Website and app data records

□ □ □ □ □

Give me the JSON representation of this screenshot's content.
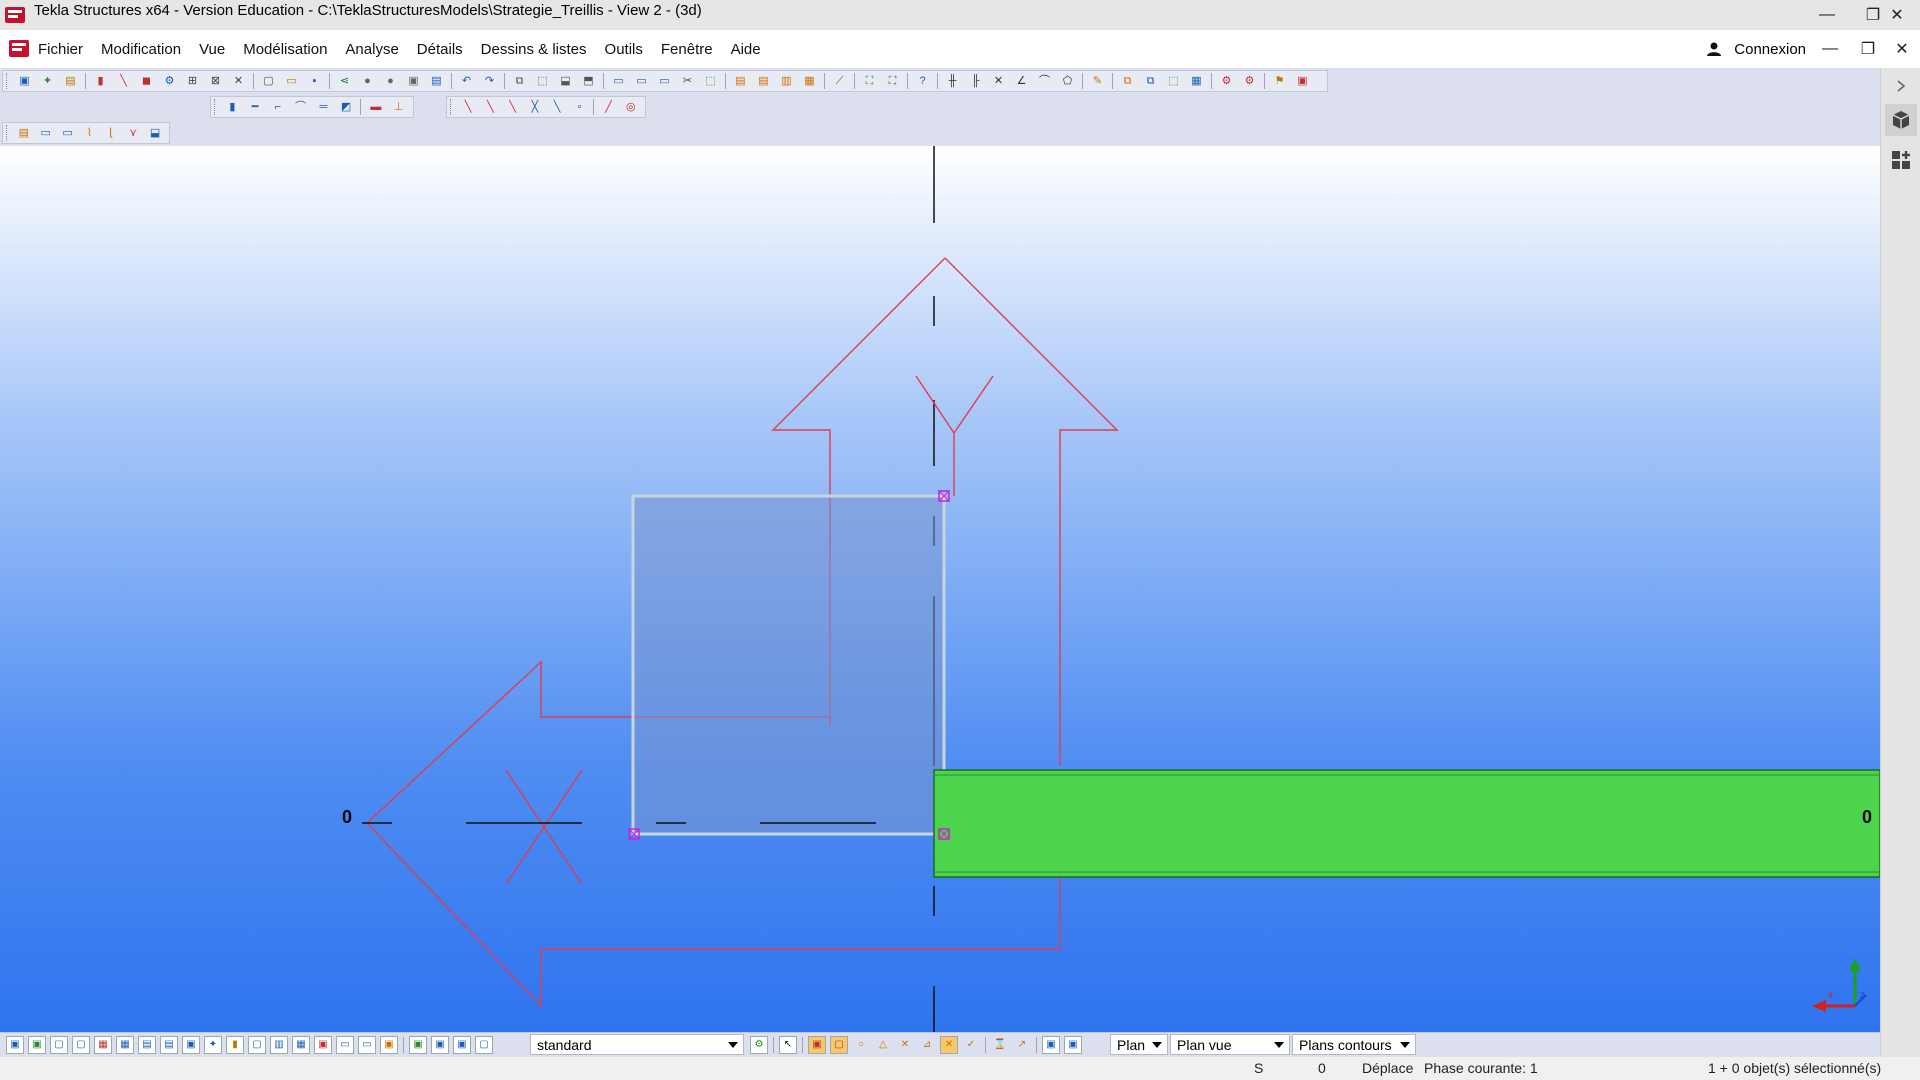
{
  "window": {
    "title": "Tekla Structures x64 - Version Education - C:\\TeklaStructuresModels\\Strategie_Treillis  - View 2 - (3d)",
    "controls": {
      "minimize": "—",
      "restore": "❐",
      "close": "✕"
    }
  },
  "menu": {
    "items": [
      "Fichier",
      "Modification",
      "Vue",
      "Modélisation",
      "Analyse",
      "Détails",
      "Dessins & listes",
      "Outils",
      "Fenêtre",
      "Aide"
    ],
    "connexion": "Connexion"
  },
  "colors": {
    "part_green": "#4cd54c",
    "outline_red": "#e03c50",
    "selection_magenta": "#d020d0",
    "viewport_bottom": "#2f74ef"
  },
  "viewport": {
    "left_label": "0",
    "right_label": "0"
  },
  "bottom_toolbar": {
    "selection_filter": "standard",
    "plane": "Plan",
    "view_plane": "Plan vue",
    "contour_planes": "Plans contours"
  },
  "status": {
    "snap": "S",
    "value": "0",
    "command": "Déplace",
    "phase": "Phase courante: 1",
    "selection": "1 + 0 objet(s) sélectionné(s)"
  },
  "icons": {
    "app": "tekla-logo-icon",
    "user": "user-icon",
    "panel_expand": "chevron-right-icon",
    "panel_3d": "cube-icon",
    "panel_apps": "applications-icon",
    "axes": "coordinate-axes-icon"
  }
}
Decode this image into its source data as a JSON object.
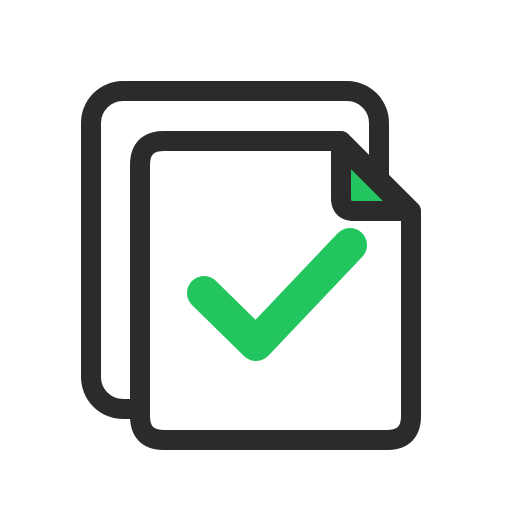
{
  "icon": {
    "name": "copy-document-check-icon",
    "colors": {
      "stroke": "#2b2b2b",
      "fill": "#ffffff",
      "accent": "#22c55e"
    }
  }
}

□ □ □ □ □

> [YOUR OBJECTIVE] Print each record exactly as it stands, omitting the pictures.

> [SOLUTION]
Give me the JSON representation of this screenshot's content.
{
  "window": {
    "title": "Tekla Structures x64 - Version Education - C:\\TeklaStructuresModels\\Strategie_Treillis  - View 2 - (3d)",
    "controls": {
      "minimize": "—",
      "restore": "❐",
      "close": "✕"
    }
  },
  "menu": {
    "items": [
      "Fichier",
      "Modification",
      "Vue",
      "Modélisation",
      "Analyse",
      "Détails",
      "Dessins & listes",
      "Outils",
      "Fenêtre",
      "Aide"
    ],
    "connexion": "Connexion"
  },
  "colors": {
    "part_green": "#4cd54c",
    "outline_red": "#e03c50",
    "selection_magenta": "#d020d0",
    "viewport_bottom": "#2f74ef"
  },
  "viewport": {
    "left_label": "0",
    "right_label": "0"
  },
  "bottom_toolbar": {
    "selection_filter": "standard",
    "plane": "Plan",
    "view_plane": "Plan vue",
    "contour_planes": "Plans contours"
  },
  "status": {
    "snap": "S",
    "value": "0",
    "command": "Déplace",
    "phase": "Phase courante: 1",
    "selection": "1 + 0 objet(s) sélectionné(s)"
  },
  "icons": {
    "app": "tekla-logo-icon",
    "user": "user-icon",
    "panel_expand": "chevron-right-icon",
    "panel_3d": "cube-icon",
    "panel_apps": "applications-icon",
    "axes": "coordinate-axes-icon"
  }
}
Decode this image into its source data as a JSON object.
{
  "icon": {
    "name": "copy-document-check-icon",
    "colors": {
      "stroke": "#2b2b2b",
      "fill": "#ffffff",
      "accent": "#22c55e"
    }
  }
}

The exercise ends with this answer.